» Task description
Could you retype every line of the data underneath without altering anything?

[[ Available data open ]]

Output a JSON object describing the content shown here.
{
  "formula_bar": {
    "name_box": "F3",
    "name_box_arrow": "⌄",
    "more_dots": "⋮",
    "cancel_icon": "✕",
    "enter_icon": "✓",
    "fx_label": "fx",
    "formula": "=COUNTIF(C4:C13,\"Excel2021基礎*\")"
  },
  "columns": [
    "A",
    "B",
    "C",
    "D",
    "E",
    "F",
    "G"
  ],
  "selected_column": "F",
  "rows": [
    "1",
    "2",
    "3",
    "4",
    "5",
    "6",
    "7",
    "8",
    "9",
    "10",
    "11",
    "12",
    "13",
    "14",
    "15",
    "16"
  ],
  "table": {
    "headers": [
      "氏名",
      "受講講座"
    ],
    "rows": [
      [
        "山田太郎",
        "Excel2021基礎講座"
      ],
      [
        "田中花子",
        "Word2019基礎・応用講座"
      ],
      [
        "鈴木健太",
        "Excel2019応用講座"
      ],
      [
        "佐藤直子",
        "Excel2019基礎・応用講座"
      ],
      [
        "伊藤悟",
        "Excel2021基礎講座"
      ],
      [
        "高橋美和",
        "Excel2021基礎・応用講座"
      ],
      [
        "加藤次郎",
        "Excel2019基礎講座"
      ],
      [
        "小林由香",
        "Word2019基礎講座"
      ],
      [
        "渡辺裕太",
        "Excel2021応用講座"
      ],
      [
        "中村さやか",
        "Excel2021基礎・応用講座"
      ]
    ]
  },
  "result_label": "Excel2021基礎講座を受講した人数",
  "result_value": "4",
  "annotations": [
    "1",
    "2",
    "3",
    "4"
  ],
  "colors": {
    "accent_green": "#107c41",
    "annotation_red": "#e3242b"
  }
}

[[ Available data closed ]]

» Result
Output a JSON object describing the content shown here.
{
  "formula_bar": {
    "name_box": "F3",
    "name_box_arrow": "⌄",
    "more_dots": "⋮",
    "cancel_icon": "✕",
    "enter_icon": "✓",
    "fx_label": "fx",
    "formula": "=COUNTIF(C4:C13,\"Excel2021基礎*\")"
  },
  "columns": [
    "A",
    "B",
    "C",
    "D",
    "E",
    "F",
    "G"
  ],
  "selected_column": "F",
  "rows": [
    "1",
    "2",
    "3",
    "4",
    "5",
    "6",
    "7",
    "8",
    "9",
    "10",
    "11",
    "12",
    "13",
    "14",
    "15",
    "16"
  ],
  "table": {
    "headers": [
      "氏名",
      "受講講座"
    ],
    "rows": [
      [
        "山田太郎",
        "Excel2021基礎講座"
      ],
      [
        "田中花子",
        "Word2019基礎・応用講座"
      ],
      [
        "鈴木健太",
        "Excel2019応用講座"
      ],
      [
        "佐藤直子",
        "Excel2019基礎・応用講座"
      ],
      [
        "伊藤悟",
        "Excel2021基礎講座"
      ],
      [
        "高橋美和",
        "Excel2021基礎・応用講座"
      ],
      [
        "加藤次郎",
        "Excel2019基礎講座"
      ],
      [
        "小林由香",
        "Word2019基礎講座"
      ],
      [
        "渡辺裕太",
        "Excel2021応用講座"
      ],
      [
        "中村さやか",
        "Excel2021基礎・応用講座"
      ]
    ]
  },
  "result_label": "Excel2021基礎講座を受講した人数",
  "result_value": "4",
  "annotations": [
    "1",
    "2",
    "3",
    "4"
  ],
  "colors": {
    "accent_green": "#107c41",
    "annotation_red": "#e3242b"
  }
}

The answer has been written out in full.